Northern Ireland. In 1999, one year after the Good Friday peace accord, sectarian violence still runs rampant in Belfast and the hatred between Protestant and Catholic runs deep. Liam O'Donnell's father is a peacemaker to the Catholic community. When twelve-year-old Liam's parents are brutally murdered in front of him, he is frozen in place. But when he sees the face of one of the attackers, he is forced to run for his life. Escaping, he finds shelter with a neighboring family. Taken to a police safe house, Liam is betrayed and forced to run again, from the very people who are supposed to be protecting him. Can he escape from his pursuer? Is there anywhere to turn for help?
When Shawn and Daniel witness a gang beating behind the local mall they flee the scene, terrified that they've been seen. They recognize one of the attackers as a locally infamous gang member. When they learn that the kid who was attacked is in critical condition, Shawn wants to go to the police, but Daniel convinces him that they are in more danger if they speak up. The threats they receive from other members of the gang reinforce the boys' fears. When the gang attacks Daniel, Shawn has to put his own safety at risk to help his friend.
Fifteen-year-old Zack finds a homemade CD with the word Famous written on it. Lonely and bored while suspended from school, he puts the CD on and loses himself in the music. Zack has sound-color synesthesia. He sees colors when he hears music, and the music on the Famous CD causes incredible patterns of color for him. Zach becomes obsessed with the girl on the CD and tries to find her. He tracks down the singer, Jolene, in a café where she works while she dreams of the big time. He convinces her to let him help her achieve her dreams, but soon discovers that in her quest for fame, Jolene has done a lot of damage. Stuff We All Get is a gentle critique of celebrity culture in North America.

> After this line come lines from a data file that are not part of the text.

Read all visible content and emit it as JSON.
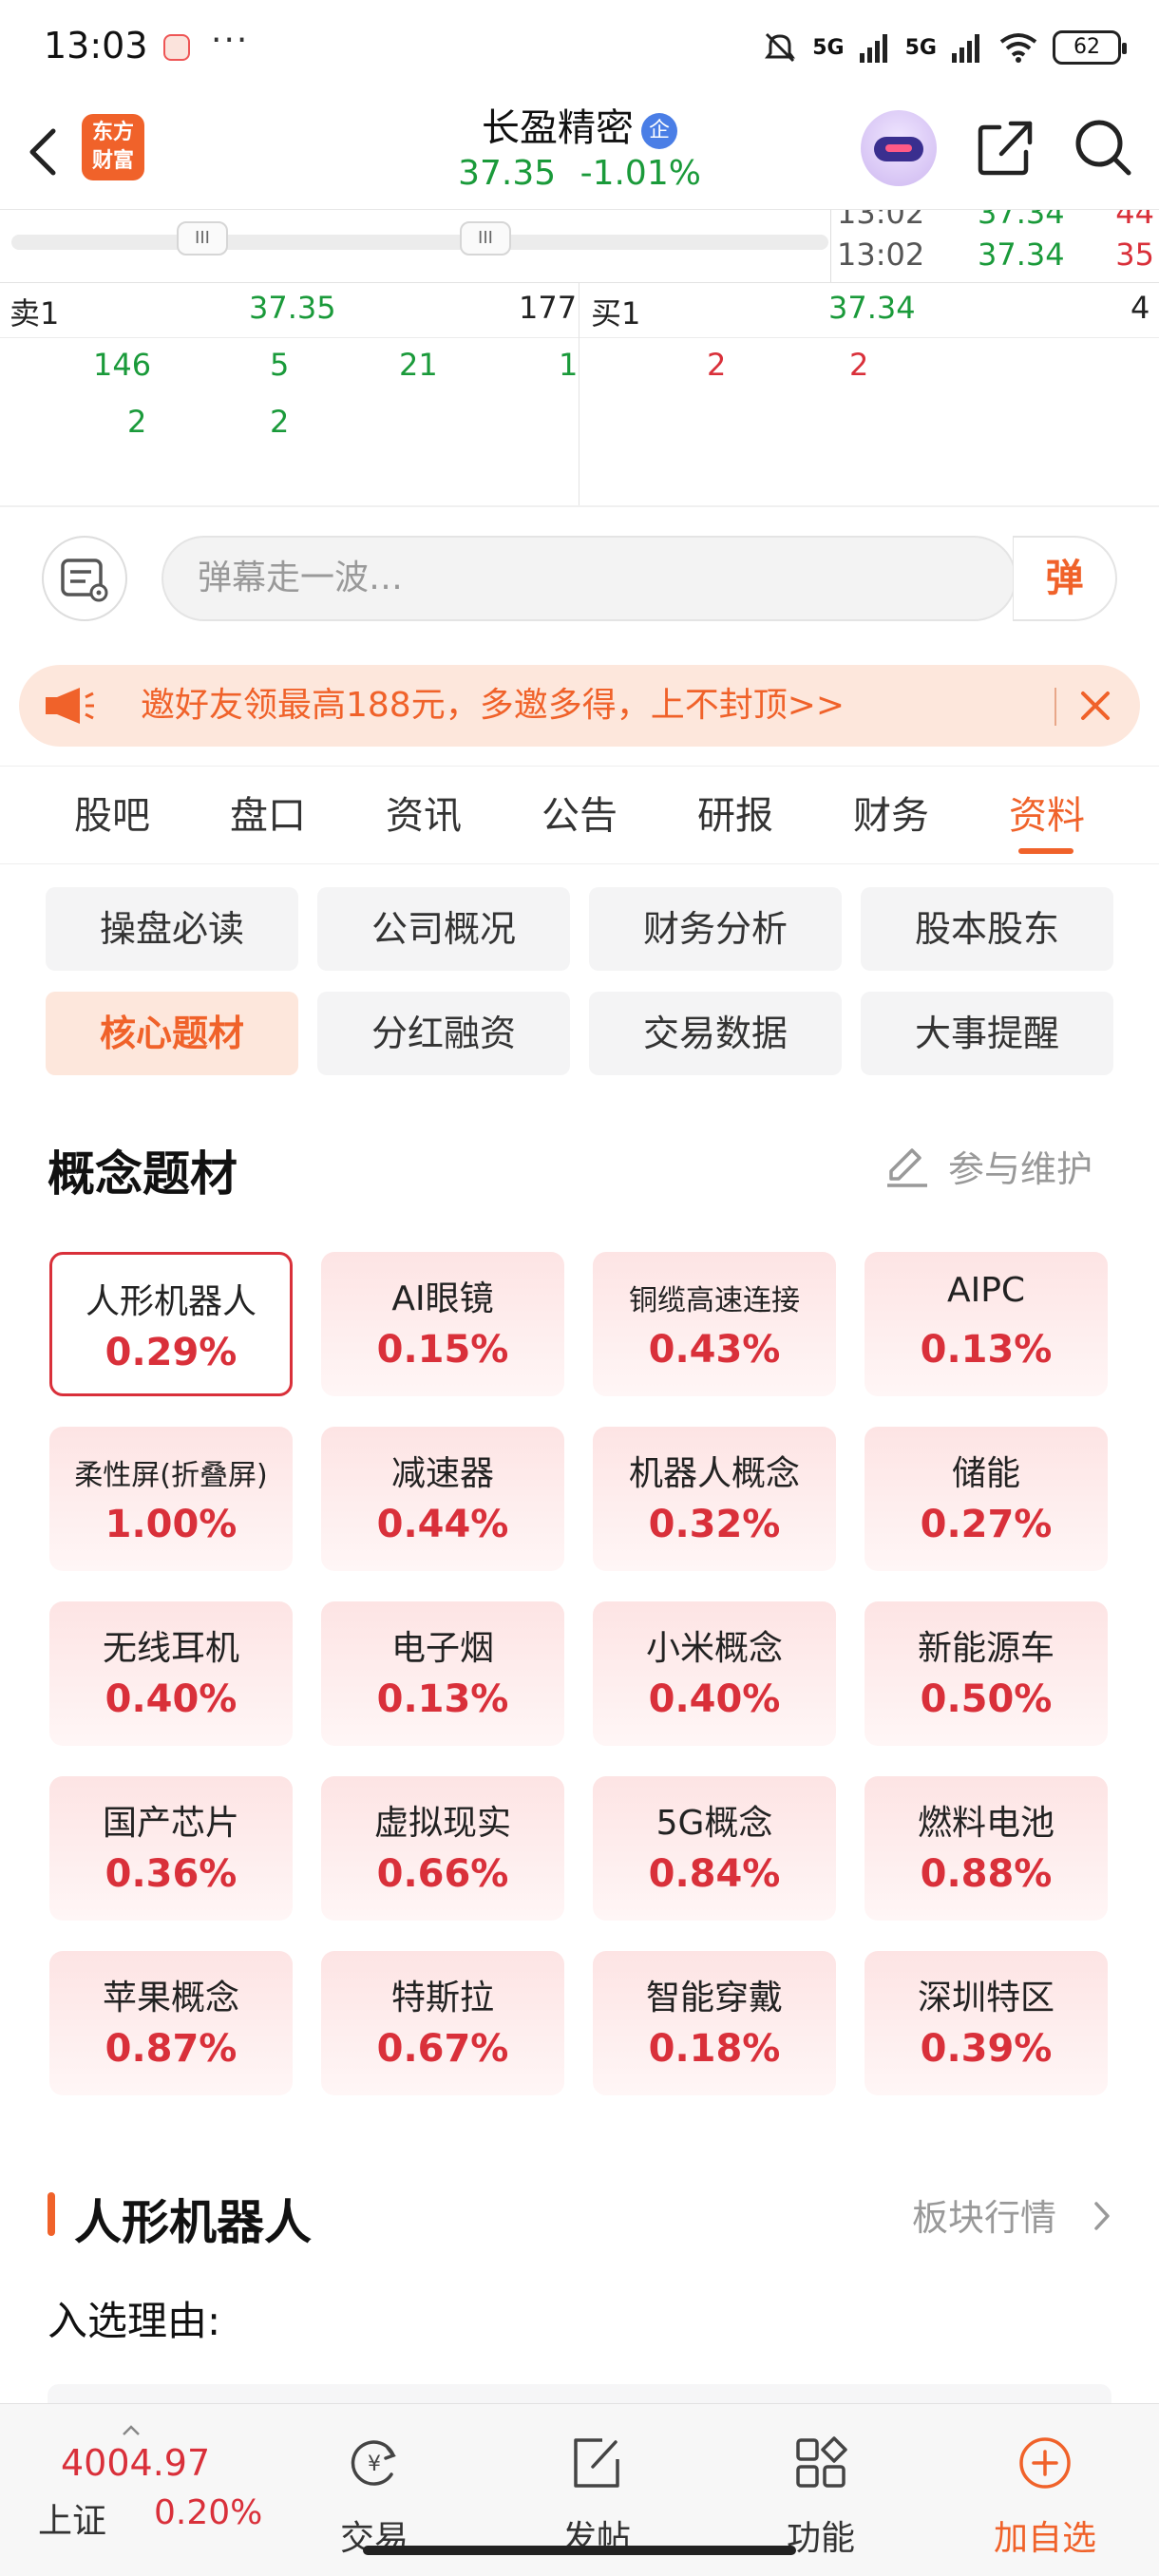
{
  "status_bar": {
    "time": "13:03",
    "more": "···",
    "signal1": "5G",
    "signal2": "5G",
    "wifi_sub": "6",
    "battery": "62"
  },
  "header": {
    "logo_line1": "东方",
    "logo_line2": "财富",
    "stock_name": "长盈精密",
    "badge": "企",
    "price": "37.35",
    "change_pct": "-1.01%"
  },
  "ticks": [
    {
      "time": "13:02",
      "price": "37.34",
      "volume": "44"
    },
    {
      "time": "13:02",
      "price": "37.34",
      "volume": "35"
    }
  ],
  "slider": {
    "handle": "III"
  },
  "order_book": {
    "sell_label": "卖1",
    "sell_price": "37.35",
    "sell_volume": "177",
    "buy_label": "买1",
    "buy_price": "37.34",
    "buy_volume": "4",
    "sell_row1": [
      "146",
      "5",
      "21",
      "1"
    ],
    "sell_row2": [
      "2",
      "2"
    ],
    "buy_row1": [
      "2",
      "2"
    ]
  },
  "danmu": {
    "placeholder": "弹幕走一波…",
    "send": "弹"
  },
  "promo": {
    "text": "邀好友领最高188元，多邀多得，上不封顶>>"
  },
  "tabs": [
    "股吧",
    "盘口",
    "资讯",
    "公告",
    "研报",
    "财务",
    "资料"
  ],
  "active_tab": "资料",
  "chips": [
    "操盘必读",
    "公司概况",
    "财务分析",
    "股本股东",
    "核心题材",
    "分红融资",
    "交易数据",
    "大事提醒"
  ],
  "active_chip": "核心题材",
  "concepts": {
    "title": "概念题材",
    "maintain": "参与维护",
    "items": [
      {
        "name": "人形机器人",
        "pct": "0.29%"
      },
      {
        "name": "AI眼镜",
        "pct": "0.15%"
      },
      {
        "name": "铜缆高速连接",
        "pct": "0.43%"
      },
      {
        "name": "AIPC",
        "pct": "0.13%"
      },
      {
        "name": "柔性屏(折叠屏)",
        "pct": "1.00%"
      },
      {
        "name": "减速器",
        "pct": "0.44%"
      },
      {
        "name": "机器人概念",
        "pct": "0.32%"
      },
      {
        "name": "储能",
        "pct": "0.27%"
      },
      {
        "name": "无线耳机",
        "pct": "0.40%"
      },
      {
        "name": "电子烟",
        "pct": "0.13%"
      },
      {
        "name": "小米概念",
        "pct": "0.40%"
      },
      {
        "name": "新能源车",
        "pct": "0.50%"
      },
      {
        "name": "国产芯片",
        "pct": "0.36%"
      },
      {
        "name": "虚拟现实",
        "pct": "0.66%"
      },
      {
        "name": "5G概念",
        "pct": "0.84%"
      },
      {
        "name": "燃料电池",
        "pct": "0.88%"
      },
      {
        "name": "苹果概念",
        "pct": "0.87%"
      },
      {
        "name": "特斯拉",
        "pct": "0.67%"
      },
      {
        "name": "智能穿戴",
        "pct": "0.18%"
      },
      {
        "name": "深圳特区",
        "pct": "0.39%"
      }
    ]
  },
  "selected_concept": {
    "title": "人形机器人",
    "link": "板块行情",
    "reason_label": "入选理由:"
  },
  "bottom_bar": {
    "index_value": "4004.97",
    "index_name": "上证",
    "index_change": "0.20%",
    "nav": [
      "交易",
      "发帖",
      "功能",
      "加自选"
    ]
  },
  "colors": {
    "accent": "#f0622a",
    "up": "#d9303a",
    "down": "#1a9a3a"
  },
  "icons": [
    "back-icon",
    "robot-assistant-icon",
    "share-icon",
    "search-icon",
    "danmu-list-icon",
    "megaphone-icon",
    "close-icon",
    "edit-icon",
    "chevron-right-icon",
    "trade-icon",
    "post-icon",
    "apps-icon",
    "add-circle-icon"
  ]
}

Linda is shy and avoids getting involved at school. But when her high school sets up online chat rooms she can't resist the urge to visit them. Fuelled by interest in a student with the nickname Cyrano, Linda participates in online conversations using the nickname Roxane and gains a reputation as the queen of one-liners. Soon Linda starts receiving gifts from a secret admirer who signs his gifts, "C." She is certain that her life has taken a turn for the better until "C" reveals his true identity.
Kip's only friends are the members of the Daredevil Club, a club whose mission is to complete seven dangerous dares before their rivals, the Wildmen, complete their list of dares. Before the cliff diving accident in which he lost the use of his leg, Kip had been the leader of the Daredevil club. Now he has difficulty completing the dares and suspects that his membership is threatened. As the daredevils plan their final stunt, a dangerous climb along a narrow steel shelf beneath a bridge, they try to convince Kip that he may not be up to the task. Kip refuses to back down even though he suspects his friends might be right.
Dana is excited about her school trip to Japan despite the fact that she is surrounded by the Melly Mob, "in-crowd" kids who make fun of her. Dana is certain she will be less of an outsider in Japan, home of manga and anime. But she soon discovers that it's just as difficult to fit in with a foreign culture as it is to fit in at school. And the only other manga fan that she meets refuses to talk to her. As Dana learns to meet people halfway and gains some friends in Japan, Melissa, leader of the Melly Mob, makes every effort to remind her that she's still an outsider.